Step one: Genchi Genbutsu, which means ‘go and see’. All employees must always go to the shop floor where the problems occur. There is no chart or dashboard available that will show the true nature of the problem as well as the place where the problem actually occurs.
Step two describes the importance of visual management. Make problems visible through visual signals so everyone on the shop floor immediately notices when an abnormality occurs, which may affect performance.
Step 3 describes measuring performance in both conditions as well as performance. Only by measuring performance, employees can get direct feedback on their actions which can result in early problem solving before performance is compromised.
When performance is measured, the fourth step describes defining standard work for every workstation, to ensure the best possible performance for each task.
Step 5 is defined as training all employees in finding root causes of problems by using the 5 times why analysis, the PDCA cycle, or a fishbone diagram. Having all employees trained in problem solving results in quick responses to changing conditions or performance.
In step 6, employees experiment and reflect on their actions to find a preventative solution to a problem. The preventative solution is the true solution to a problem, which prevents the problem from reoccurring in the future.
The final step, step seven, is the power of the learning organization to draw conclusions from the experiments in step 6, update the standards from step four to capture the improvement and copy the findings to other workstations in the factory with similar problems.
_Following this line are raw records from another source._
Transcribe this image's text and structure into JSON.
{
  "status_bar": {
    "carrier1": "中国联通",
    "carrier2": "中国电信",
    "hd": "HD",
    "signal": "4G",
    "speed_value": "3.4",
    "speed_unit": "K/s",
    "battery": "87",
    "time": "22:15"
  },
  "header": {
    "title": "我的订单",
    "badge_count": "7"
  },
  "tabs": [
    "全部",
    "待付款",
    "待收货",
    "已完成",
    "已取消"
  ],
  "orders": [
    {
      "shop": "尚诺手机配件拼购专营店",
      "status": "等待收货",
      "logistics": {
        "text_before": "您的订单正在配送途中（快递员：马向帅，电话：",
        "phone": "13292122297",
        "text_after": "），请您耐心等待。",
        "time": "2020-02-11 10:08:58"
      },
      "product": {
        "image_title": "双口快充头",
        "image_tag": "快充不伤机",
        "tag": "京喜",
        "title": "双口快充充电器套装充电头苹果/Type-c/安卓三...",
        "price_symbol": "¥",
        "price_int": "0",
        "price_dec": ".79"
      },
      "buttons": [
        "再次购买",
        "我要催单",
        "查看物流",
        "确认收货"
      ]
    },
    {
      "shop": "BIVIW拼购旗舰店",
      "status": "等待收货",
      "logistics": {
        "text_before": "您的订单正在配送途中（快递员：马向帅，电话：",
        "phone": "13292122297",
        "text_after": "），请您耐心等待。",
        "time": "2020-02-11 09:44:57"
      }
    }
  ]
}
To go through these seven steps, a certain management style is needed. Ballé and Ballé describe THREE PRINCIPLES OF CONTINUOUS IMPROVEMENT for managers to encourage employees to solve problems. The challenge: what do we learn (1), Kaizen: nothing is perfect, so everything can be improved (2) and the previously described Genchi Genbutsu: go to where it actually happens (3).
To help defining the goals, the manager can ask a few questions: “Do you do what you need to do to learn what you need to learn? Or do you act as you see fit?” Without an improvement target or personal development plan, people will just do what they think is right for them at that time, which usually is the path of least resistance (and least learning). “Have you learned enough of what you needed to learn to accomplish your goals?” helps to determine whether the employee will achieve the desired results by continuing the current way of working.
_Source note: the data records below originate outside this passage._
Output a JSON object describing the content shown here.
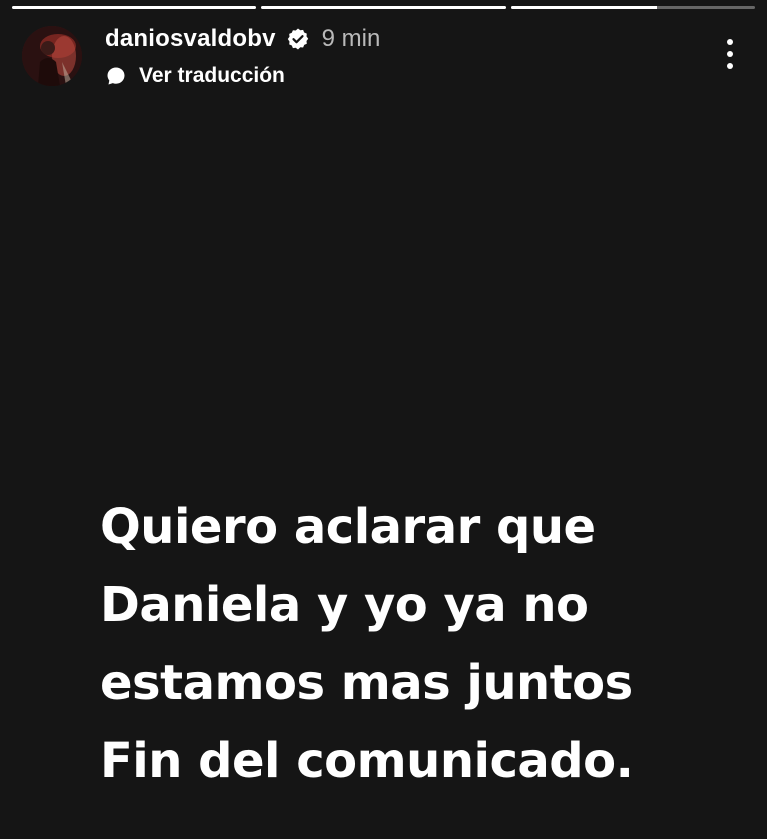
{
  "story": {
    "progress": [
      1,
      1,
      0.6
    ],
    "user": {
      "username": "daniosvaldobv",
      "verified": true,
      "time": "9 min",
      "translate_label": "Ver traducción"
    },
    "text_lines": [
      "Quiero aclarar que",
      "Daniela y yo ya no",
      "estamos mas juntos",
      "Fin del comunicado."
    ]
  },
  "icons": {
    "verified": "verified-badge-icon",
    "translate": "speech-bubble-icon",
    "more": "more-vertical-icon"
  },
  "colors": {
    "background": "#151515",
    "text": "#ffffff",
    "muted": "#b9b9b9"
  }
}
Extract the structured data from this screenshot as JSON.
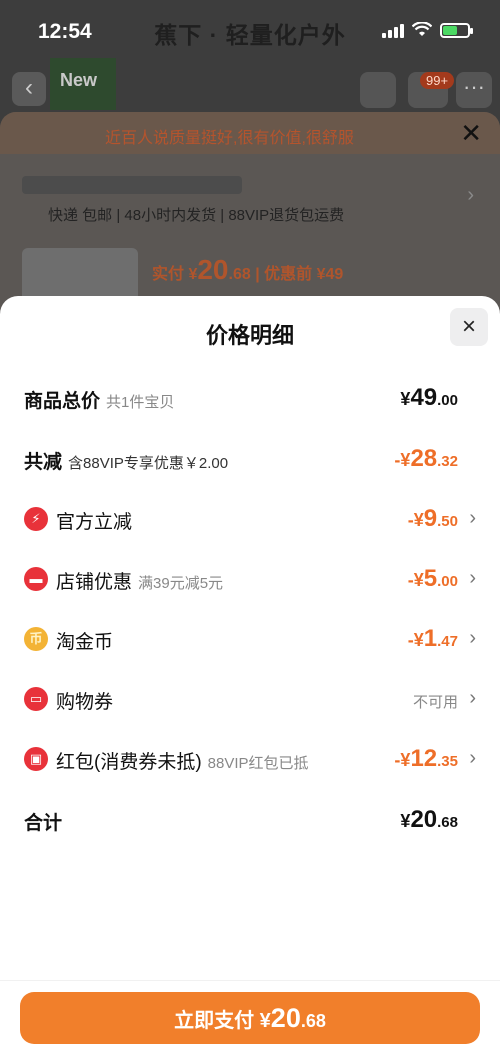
{
  "status": {
    "time": "12:54",
    "title": "蕉下 · 轻量化户外"
  },
  "background": {
    "new_label": "New",
    "cart_badge": "99+",
    "notice": "近百人说质量挺好,很有价值,很舒服",
    "shipping": "快递 包邮 | 48小时内发货 | 88VIP退货包运费",
    "price_prefix": "实付 ¥",
    "price_big": "20",
    "price_small": ".68",
    "price_before": " | 优惠前 ¥49"
  },
  "modal": {
    "title": "价格明细",
    "close_icon": "×",
    "rows": {
      "total": {
        "label": "商品总价",
        "sub": "共1件宝贝",
        "yen": "¥",
        "big": "49",
        "small": ".00"
      },
      "reduce": {
        "label": "共减",
        "sub": "含88VIP专享优惠￥2.00",
        "yen": "-¥",
        "big": "28",
        "small": ".32"
      },
      "official": {
        "label": "官方立减",
        "yen": "-¥",
        "big": "9",
        "small": ".50"
      },
      "shop": {
        "label": "店铺优惠",
        "sub": "满39元减5元",
        "yen": "-¥",
        "big": "5",
        "small": ".00"
      },
      "coin": {
        "label": "淘金币",
        "yen": "-¥",
        "big": "1",
        "small": ".47"
      },
      "coupon": {
        "label": "购物券",
        "value": "不可用"
      },
      "redpacket": {
        "label": "红包(消费券未抵)",
        "sub": "88VIP红包已抵",
        "yen": "-¥",
        "big": "12",
        "small": ".35"
      },
      "sum": {
        "label": "合计",
        "yen": "¥",
        "big": "20",
        "small": ".68"
      }
    }
  },
  "pay_button": {
    "prefix": "立即支付 ¥",
    "big": "20",
    "small": ".68"
  },
  "colors": {
    "accent": "#f17f2b",
    "discount": "#ee6e28",
    "icon_red": "#e8323a",
    "icon_gold": "#f3b335"
  }
}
The second principle is kaizen (continuous improvement). The authors describe five questions which can be asked to manage Kaizen: What problem are you solving (1)? What outcome do you expect to achieve (2)? Which Lean principle can be applied to create that outcome (3)? Are results achieved as planned (4)? What have your learned (5)? The first two questions encourage the individual to contribute in continuously improving his way of working. The last three questions are focused on conducting experiments to solve problems preventively and to learn from them.
Genchi Genbutsu, has four principles: develop insight through hypotheses to ‘test and see’ (1), generate consensus with operators for problem definitions (2), check progress of improvements and their connection to the organizational objectives (3) and involve operators in all improvements (4).
A Lean organization is more than a production process in which Lean tools are implemented to reduce inventories or reduce lead times. A real lean organization focuses on developing people so that everyone in the organization is trained to solve problems. Continuously solving problems helps to grow the performance of the organization. The main tasks of a manager are: going to the shop floor and learn what problems occur -Genchi Genbutsu- (1), asking questions to employees about their improvement goals and progress (2), and most importantly, coaching and supporting employees in problem solving.
Ballé, F., & Ballé, M. (2012). De Lean Manager - een roman over een Lean Transformatie. Driebergen (NL): Lean Management Instituut. (order this book)